Elite Vikings wore beaver furs, study finds
Beaver fur was a symbol of wealth and an important trade item in 10th-century Denmark, according to a study published in the open-access journal PLOS ONE.
Norse traded walrus ivory in Kyiv, study finds
An archaeological dig in Kyiv in 2007 yielded amazing results.
Wayfinding Through the Stars: The Science and Craft of Medieval Navigation in the Indian Ocean
A case study of the practices of medieval Indian Ocean pilots, and quite particularly at their sophisticated usage of the lunar mansions (manazil al-qamar), and stars in general, for making their way through the ocean.
Old Barrels and Networks of Trade
How urban and marine archaeology allows us to dive into medieval international commerce.
Researchers to examine the origins of the Maritime Silk Route
An international team of researchers will be delving into medieval ceramics and how they led to the origins of the Maritime Silk Route.
Beta Samati and the Aksumite Empire of East Africa: From the Red Sea to the Ancient Mediterranean
This was the mighty Empire of Aksum, an ancient east African kingdom that thrived at the same time as the Roman and Byzantine empires.
Medieval Zanzibar’s environment damaged by urban growth, study finds
Humanity’s impact on the environment is often framed in the context of the post-industrial era but new archaeological research reveals how intensive land use by a medieval East African population altered their natural habitat forever.
Cryptocurrency and Medieval Monetary Theory
The state of affairs in late medieval France—also a time of inflation and economic uncertainty—has much to tell us about the digital economy.
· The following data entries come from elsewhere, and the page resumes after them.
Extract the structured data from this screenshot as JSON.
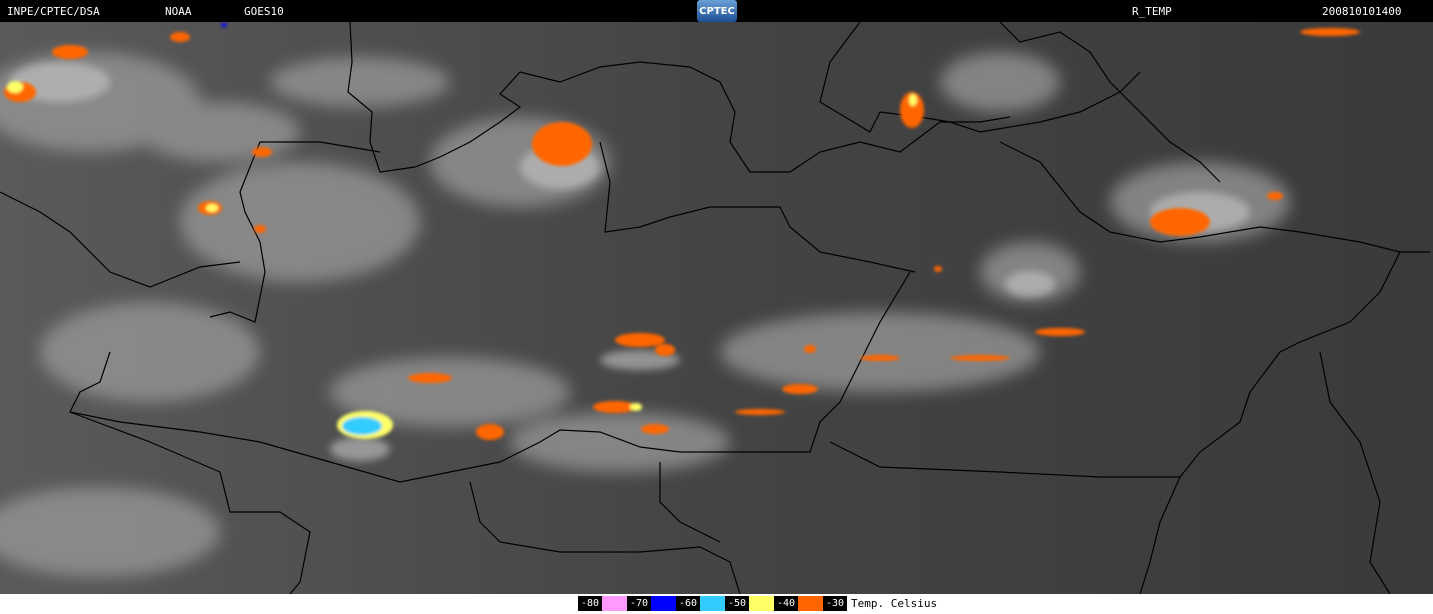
{
  "header": {
    "agency": "INPE/CPTEC/DSA",
    "provider": "NOAA",
    "satellite": "GOES10",
    "logo_text": "CPTEC",
    "product": "R_TEMP",
    "timestamp": "200810101400"
  },
  "legend": {
    "items": [
      {
        "label": "-80",
        "color": "#ff99ff"
      },
      {
        "label": "-70",
        "color": "#0000ff"
      },
      {
        "label": "-60",
        "color": "#33ccff"
      },
      {
        "label": "-50",
        "color": "#ffff66"
      },
      {
        "label": "-40",
        "color": "#ff6600"
      },
      {
        "label": "-30",
        "color": null
      }
    ],
    "unit": "Temp. Celsius"
  }
}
Japan’s Medieval Economic Miracle
Mikael Adolphson on Japan’s economy between the 11th and 16th centuries
Viking trade with the Middle East dates back to the year 775, researchers find
An interdisciplinary Danish team of researchers has used new astronomical knowledge to establish an exact time anchor for the arrival of trade flows from the Middle East in Viking-age Scandinavia.
Salt mafias and rebellion in medieval China
Salt was big business in Tang China, and for certain individuals the vibrant but illegal trade in contraband salt paved the way for grander, imperial ambitions.
Massive early medieval wine factory discovered in Israel
A huge 1,500-year-old industrial estate has been uncovered in archeological excavations in the Israeli city of Yavne. During the Byzantine era this site could have produced as much as two million litres of wine every year.
The Year 1000: When Explorers Connected the World – and Globalization Began
Valerie Hansen will take us back to the year 1000 and discuss how globalization began. For the first time in world history an object or a message could travel all the way around the world.
From Moneylending to Hell
Moneylending was serious business in the Middle Ages. You could be risking your very soul! Lucie Laumonier talks with Sama Mammadova, a PhD candidate at Harvard University, who studies the history of usury and moneylending in fourteenth and fifteenth-century Italy. How did moneylenders reconcile their business with the fear of sin?
Could a pandemic destroy an economy? Iran and the Black Death
A look back at the Black Death reveals how even regions that were not hard-hit by the plague would find themselves suffering other repercussions.
Human Trafficking 1000 years ago
Human trafficking was taking place in the Mediterranean a thousand years ago. A recent article takes a look at how and why this business was taking place.